 [ko´nus] (pl. co´ni) (L.)
1. a cone-shaped structure.
2. posterior staphyloma of the myopic eye.
conus arterio´sus the anterosuperior portion of the right ventricle of the heart, at the entrance to the pulmonary trunk. Called also infundibulum.
conus medulla´ris the cone-shaped lower end of the spinal cord, at the level of the upper lumbar vertebrae.
Miller-Keane Encyclopedia and Dictionary of Medicine, Nursing, and Allied Health, Seventh Edition. © 2003 by Saunders, an imprint of Elsevier, Inc. All rights reserved.

co·nus me·dul·la·'ris
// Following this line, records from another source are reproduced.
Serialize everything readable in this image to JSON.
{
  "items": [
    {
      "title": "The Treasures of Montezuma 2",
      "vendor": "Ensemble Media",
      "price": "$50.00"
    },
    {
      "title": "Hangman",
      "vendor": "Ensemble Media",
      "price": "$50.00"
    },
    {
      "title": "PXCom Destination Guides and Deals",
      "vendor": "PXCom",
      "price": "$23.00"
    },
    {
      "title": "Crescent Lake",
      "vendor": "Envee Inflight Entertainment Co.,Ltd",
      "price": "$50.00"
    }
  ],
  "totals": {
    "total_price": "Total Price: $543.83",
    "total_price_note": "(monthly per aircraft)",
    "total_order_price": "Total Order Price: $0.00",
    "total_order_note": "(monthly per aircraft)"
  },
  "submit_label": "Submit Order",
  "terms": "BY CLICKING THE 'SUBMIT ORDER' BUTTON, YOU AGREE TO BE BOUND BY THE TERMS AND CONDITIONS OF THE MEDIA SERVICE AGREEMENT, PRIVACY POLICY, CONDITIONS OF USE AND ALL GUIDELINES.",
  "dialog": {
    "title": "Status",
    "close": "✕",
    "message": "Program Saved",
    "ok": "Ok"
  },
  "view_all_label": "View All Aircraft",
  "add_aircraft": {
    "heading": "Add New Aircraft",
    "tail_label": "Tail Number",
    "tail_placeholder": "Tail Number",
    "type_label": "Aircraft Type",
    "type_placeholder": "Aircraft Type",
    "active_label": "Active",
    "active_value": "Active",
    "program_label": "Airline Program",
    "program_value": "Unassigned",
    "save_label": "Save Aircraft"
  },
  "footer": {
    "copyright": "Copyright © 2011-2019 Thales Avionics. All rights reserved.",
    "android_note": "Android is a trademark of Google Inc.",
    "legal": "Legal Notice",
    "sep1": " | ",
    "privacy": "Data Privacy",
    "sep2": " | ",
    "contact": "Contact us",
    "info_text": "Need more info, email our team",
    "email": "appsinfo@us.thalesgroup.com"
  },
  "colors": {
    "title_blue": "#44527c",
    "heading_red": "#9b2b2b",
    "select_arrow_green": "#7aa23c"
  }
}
the tapering lower extremity of the spinal cord.
Synonym(s): medullary cone [TA]
Farlex Partner Medical Dictionary © Farlex 2012

conus medullaris

Anatomy The inferior, tapering portion of the spinal cord. See Spinal cord.
McGraw-Hill Concise Dictionary of Modern Medicine. © 2002 by The McGraw-Hill Companies, Inc.

med·ul·lar·y cone

(med'ŭ-lar'ē kōn) [TA]
The tapering lower extremity of the spinal cord.
Synonym(s): conus medullaris [TA] .
Medical Dictionary for the Health Professions and Nursing © Farlex 2012
References in periodicals archive ?
The painful asymmetric paraparesis in our patient was consistent with subacute painful meningoradiculitis seen in the early dissemination period of neuroborreliosis due to the presence of lymphocytic cell increase in the LP, polyradiculopathy in the EMG and contrast enhancement in leptomeninges, and conus medullaris and cauda equina fibers in the lumbar MRI examination.
Investigation of the radiological relationship between iliac crests, conus medullaris and vertebral level in children.
Caption: Figure 1: (a) The sagittal T2-weighted image shows a hyperintense lesion of the conus medullaris. (b) High signal is observed at the corresponding level on axial DWI.
Longitudinal myelitis, aseptic meningitis, and conus medullaris infarction as presenting manifestations of pediatric systemic lupus erythematosus.
In all cases, the kinking was located just above the end of the spinal cord where the conus medullaris (CM) was compressed by the OLF.
MR assessment revealed that the conus medullaris ended at the L3 vertebra superior end-plate level (tethered cord; Figure 2).
A case of tethered cord syndrome in the conus medullaris together with an intradural intramedullar tumor seen in an 8-year-old female patient is presented and discussed here.
[23,24] Typical Paraganglioma appear isointense to conus medullaris on T1 weighted sequence and hyperintense on T2 weighted sequence as seen in our case.
Numerous variations exist in the position of the conus medullaris with a peak incidence at the lower third of L1 but can range between the middle third of T12 and the upper third of L3 [2, 3].